Have you seen a tunnel? What does it look like from a distance?
If you have seen one, we bet you know what we are getting to. If you see a black spot on your tooth – it’s caused by tooth decay. Let’s get to the bottom of it.
A black spot on one’s teeth is a very common occurrence, but it still needs your immediate attention. The black spot is a cavity caused by tooth decay. Here is how they are formed and the common causes –
- Not eating right – Habit of binging on foods with high sugar content and then not following right oral health practices after that, can cause cavities. The sugar is broken down to acid by the bacteria in the mouth. This acid weakens the enamel at places where the plaque is extensive. Hence, you get a cavity at that place.
- Not following the right oral habits – The importance of regular brushing and flossing cannot be stated enough. If you don’t follow these practices, plaque would accumulate in the gaps of your teeth and on the surface. Plaque is basically a layer of bacteria, which is very damaging to the teeth. The bacteria in the teeth convert sugars to acid, which as mentioned above damages the enamel.
To cut the long story short, you have a black spot because bacteria have been encouraged to thrive on the tooth surface, causing it to damage the tooth.

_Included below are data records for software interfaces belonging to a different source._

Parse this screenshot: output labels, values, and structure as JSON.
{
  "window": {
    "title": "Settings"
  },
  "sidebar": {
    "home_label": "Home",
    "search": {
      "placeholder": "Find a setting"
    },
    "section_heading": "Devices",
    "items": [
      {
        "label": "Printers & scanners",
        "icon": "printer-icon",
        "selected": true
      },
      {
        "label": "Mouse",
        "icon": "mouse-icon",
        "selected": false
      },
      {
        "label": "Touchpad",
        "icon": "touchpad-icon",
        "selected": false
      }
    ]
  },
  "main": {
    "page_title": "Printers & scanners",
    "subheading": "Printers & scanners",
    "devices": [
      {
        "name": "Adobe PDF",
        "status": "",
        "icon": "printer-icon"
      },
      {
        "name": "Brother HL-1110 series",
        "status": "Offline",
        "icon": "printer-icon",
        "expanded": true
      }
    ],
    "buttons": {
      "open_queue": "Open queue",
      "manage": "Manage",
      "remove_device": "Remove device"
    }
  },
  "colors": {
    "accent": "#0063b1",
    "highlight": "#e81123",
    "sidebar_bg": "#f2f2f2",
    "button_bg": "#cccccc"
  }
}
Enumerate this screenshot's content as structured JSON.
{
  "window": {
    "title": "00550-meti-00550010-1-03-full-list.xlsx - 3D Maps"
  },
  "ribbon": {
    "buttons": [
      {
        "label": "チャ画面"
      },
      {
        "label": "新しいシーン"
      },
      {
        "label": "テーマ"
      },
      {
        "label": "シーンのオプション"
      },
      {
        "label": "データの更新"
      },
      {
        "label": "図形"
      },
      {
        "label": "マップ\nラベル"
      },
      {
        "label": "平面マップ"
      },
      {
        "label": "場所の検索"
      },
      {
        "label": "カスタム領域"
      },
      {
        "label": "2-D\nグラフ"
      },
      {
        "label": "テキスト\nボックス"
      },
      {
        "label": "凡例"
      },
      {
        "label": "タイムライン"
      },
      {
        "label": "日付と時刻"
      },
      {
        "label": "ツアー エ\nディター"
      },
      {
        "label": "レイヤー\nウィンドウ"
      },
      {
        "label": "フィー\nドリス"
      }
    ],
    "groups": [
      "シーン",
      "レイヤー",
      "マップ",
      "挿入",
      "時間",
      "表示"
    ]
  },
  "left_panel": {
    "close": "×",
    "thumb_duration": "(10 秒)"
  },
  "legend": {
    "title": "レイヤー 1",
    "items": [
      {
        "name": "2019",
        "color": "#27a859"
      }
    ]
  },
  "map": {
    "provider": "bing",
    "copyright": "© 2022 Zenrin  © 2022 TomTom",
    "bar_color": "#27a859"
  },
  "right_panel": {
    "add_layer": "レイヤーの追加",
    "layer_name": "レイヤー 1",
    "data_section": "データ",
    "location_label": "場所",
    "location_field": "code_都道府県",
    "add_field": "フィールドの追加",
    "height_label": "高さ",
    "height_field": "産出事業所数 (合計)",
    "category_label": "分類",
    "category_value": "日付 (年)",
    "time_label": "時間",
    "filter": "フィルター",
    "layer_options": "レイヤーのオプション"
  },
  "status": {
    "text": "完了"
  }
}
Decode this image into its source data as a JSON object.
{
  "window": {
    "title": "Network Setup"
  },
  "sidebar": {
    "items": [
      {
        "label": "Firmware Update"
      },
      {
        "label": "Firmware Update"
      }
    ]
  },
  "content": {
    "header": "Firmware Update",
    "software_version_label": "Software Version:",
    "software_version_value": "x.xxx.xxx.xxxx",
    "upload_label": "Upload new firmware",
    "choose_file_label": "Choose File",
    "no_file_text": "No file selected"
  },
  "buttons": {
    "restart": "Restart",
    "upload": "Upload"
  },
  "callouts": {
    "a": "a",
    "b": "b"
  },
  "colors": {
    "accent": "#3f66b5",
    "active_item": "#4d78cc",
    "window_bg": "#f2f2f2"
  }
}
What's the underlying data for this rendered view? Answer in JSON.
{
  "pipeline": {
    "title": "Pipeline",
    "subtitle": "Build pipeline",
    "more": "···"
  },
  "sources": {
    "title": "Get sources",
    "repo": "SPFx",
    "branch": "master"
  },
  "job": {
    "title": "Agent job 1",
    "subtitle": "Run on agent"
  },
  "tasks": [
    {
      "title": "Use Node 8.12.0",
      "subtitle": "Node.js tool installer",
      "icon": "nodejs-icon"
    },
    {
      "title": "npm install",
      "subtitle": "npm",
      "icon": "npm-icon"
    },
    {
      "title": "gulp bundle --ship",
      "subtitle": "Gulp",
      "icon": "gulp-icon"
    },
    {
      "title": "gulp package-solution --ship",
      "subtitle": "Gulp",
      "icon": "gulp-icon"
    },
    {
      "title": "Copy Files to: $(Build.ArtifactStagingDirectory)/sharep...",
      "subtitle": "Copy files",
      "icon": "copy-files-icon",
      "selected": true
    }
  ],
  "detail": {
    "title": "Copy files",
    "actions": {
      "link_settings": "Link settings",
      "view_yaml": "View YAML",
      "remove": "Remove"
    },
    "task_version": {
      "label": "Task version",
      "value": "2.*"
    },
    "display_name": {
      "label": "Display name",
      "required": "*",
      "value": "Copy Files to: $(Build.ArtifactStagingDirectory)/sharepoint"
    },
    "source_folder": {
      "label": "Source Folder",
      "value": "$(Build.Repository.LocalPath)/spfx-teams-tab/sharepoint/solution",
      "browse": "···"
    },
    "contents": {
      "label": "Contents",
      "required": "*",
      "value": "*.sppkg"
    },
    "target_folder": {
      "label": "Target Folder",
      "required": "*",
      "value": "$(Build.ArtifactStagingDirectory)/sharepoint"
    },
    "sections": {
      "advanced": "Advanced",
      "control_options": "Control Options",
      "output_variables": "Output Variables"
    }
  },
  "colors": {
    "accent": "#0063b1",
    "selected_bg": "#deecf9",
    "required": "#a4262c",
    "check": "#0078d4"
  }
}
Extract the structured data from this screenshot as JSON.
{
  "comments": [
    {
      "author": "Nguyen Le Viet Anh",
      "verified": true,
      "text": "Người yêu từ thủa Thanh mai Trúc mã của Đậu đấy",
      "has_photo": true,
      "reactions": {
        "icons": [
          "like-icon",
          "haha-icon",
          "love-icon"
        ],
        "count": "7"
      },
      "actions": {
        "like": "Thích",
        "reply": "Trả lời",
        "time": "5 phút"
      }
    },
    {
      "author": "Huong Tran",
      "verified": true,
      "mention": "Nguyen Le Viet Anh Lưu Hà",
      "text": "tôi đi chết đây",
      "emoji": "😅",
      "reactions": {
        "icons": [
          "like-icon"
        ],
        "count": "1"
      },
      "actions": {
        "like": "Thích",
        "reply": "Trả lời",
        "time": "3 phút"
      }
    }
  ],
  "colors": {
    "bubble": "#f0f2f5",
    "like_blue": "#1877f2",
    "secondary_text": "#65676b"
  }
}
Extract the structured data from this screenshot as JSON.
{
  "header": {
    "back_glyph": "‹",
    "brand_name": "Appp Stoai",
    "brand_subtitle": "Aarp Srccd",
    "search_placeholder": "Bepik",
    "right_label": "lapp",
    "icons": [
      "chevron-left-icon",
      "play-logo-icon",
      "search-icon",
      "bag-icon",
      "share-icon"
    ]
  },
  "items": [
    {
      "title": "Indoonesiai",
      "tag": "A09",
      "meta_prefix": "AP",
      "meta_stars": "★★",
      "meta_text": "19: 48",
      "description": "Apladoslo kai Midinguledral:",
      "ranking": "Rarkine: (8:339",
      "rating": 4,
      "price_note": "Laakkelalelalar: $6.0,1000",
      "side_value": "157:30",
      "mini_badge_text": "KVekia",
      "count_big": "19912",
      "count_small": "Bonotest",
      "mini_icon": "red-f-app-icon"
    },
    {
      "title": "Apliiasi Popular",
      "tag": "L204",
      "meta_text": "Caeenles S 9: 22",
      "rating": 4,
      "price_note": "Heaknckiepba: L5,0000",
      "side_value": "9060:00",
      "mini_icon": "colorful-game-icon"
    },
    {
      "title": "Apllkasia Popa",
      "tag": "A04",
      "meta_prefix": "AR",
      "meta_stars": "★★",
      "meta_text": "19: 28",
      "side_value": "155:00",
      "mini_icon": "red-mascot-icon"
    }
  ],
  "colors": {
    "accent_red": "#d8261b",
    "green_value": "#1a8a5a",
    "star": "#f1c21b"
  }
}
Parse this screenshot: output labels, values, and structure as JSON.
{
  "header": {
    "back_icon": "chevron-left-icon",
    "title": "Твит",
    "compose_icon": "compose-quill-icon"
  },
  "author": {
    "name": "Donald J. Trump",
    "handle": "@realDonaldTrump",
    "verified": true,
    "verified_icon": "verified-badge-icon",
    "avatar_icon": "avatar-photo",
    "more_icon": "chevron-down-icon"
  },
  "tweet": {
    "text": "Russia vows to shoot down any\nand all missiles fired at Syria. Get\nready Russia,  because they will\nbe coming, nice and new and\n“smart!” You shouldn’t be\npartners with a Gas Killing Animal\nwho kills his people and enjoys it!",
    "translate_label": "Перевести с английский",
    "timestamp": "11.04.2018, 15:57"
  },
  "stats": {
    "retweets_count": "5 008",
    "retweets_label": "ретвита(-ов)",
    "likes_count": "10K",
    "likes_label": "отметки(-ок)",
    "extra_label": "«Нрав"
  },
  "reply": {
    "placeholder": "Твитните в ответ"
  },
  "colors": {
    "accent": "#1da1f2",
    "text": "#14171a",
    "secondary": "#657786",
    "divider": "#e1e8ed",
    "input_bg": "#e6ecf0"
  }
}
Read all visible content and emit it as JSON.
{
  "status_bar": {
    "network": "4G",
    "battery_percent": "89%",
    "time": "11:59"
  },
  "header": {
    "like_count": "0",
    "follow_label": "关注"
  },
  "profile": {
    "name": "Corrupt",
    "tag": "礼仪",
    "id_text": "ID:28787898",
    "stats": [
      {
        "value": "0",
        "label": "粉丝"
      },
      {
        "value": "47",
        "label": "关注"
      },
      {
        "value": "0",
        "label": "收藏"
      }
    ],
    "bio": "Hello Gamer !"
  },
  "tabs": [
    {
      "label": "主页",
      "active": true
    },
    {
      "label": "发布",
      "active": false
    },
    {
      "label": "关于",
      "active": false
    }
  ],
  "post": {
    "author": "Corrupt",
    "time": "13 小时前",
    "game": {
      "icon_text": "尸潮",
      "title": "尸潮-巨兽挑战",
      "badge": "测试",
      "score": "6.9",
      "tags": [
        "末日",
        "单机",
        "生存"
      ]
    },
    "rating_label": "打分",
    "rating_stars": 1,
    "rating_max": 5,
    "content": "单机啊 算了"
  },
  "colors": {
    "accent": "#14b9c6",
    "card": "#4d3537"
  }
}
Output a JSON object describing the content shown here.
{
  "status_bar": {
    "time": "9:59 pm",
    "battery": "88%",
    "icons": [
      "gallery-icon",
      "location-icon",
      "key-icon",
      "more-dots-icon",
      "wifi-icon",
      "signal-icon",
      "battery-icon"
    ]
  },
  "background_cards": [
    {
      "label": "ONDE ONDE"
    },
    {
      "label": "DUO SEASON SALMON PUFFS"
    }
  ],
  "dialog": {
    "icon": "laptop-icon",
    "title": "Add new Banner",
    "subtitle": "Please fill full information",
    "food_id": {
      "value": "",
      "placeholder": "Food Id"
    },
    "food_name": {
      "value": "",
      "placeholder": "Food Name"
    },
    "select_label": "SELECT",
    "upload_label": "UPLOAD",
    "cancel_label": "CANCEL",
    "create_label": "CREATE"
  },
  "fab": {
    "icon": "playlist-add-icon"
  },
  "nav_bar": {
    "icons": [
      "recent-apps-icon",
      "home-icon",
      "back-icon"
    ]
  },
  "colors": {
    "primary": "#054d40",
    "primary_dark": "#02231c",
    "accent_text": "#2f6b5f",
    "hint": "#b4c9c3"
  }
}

If these cavities are not treated on time, they can reach deep, expose roots, and cause severe pain and sensitivity.
How to detect black spots or cavities?
This is precisely why it is recommended to get regular dental checkups. During the visits, the health of your teeth can be determined. Physical examination of teeth or X-rays can be used to find out cavities.
Second is of course a more painful way. You detect them one day when they really start looking ugly or are causing pain & sensitivity.
Now before you freak out, you must know that there is always a solution depending on the degree of damage.
- Calcium or fluoride treatment – Since cavity is caused due to weakening of enamel, calcium or fluoride can be applied to strengthen it. This treatment is best when the cavity is detected early.
- Fillings – If the cavity is formed, but is not very deep, it can be filled with a silver amalgam, porcelain or something more expensive like a composite material.
- Root canal – This is needed when the cavity reaches deep to the root. The infected pulp is removed, the canals are filled with a permanent material and a temporary filling is given to seal the canals.
Though we are all aware of most of these dental terms, we don’t really pay attention to it unless we see that black spot one day. Why reach that day?
Follow healthy oral habits, a balanced diet and visit the dentist regularly for cleaning or checkups. That should address most of the concerns.